Their plan – in only episode three – to “improve” his tastes by taking him to a pretentious restaurant, only for them all to end up at Marty’s favourite steakhouse, was an early insight into what sort of man and dad he is.
Marty is a stand-up guy, despite a bullet to the hip rendering his efforts to his stay on his feet for any significant length of time largely futile, forcing him to spend most of his time sitting down on a skanky chair in the middle of Frasier’s swanky pad.
Not that he has a chip (crisp) on his shoulder about being thrust into the centre of his sons’ world. How Frasier and Niles are his, even he struggles to understand, but all that matters to him is that they are. He loves them, supports them and guides them without them realising. As Frasier writer Joe Keenan said in tribute to late actor John Mahoney, Marty is the sitcom’s moral centre – a cranky, embarrassing and uncouth single dad who just wants to be there for his kids.

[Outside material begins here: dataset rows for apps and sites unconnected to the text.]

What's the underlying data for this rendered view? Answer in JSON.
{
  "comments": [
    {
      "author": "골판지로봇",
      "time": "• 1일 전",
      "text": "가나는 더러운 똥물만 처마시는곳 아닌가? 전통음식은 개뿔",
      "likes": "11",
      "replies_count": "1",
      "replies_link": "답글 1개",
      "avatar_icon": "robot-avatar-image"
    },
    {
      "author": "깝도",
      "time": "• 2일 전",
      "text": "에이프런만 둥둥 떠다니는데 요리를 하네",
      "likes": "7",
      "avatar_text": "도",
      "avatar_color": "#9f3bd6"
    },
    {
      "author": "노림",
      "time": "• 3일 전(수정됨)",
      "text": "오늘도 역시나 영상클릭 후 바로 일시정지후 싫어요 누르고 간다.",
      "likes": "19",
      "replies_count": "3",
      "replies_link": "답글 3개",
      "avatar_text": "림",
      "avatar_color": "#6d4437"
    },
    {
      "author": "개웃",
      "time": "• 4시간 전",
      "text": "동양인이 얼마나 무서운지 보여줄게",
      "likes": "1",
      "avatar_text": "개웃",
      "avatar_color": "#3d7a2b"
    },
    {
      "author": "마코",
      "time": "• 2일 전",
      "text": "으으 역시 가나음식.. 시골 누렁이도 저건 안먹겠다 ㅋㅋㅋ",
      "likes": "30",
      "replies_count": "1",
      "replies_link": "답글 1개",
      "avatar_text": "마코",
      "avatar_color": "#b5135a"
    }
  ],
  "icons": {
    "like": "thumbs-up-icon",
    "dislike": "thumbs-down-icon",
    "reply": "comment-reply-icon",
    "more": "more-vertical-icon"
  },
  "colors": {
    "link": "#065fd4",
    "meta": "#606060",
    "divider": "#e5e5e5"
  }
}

If it was up to all three of them, he would still be a cop with two good hips. But whether any of them know it or not, his boys need him more than the Seattle PD needs him.
Cops are replaceable, dads like Marty are not.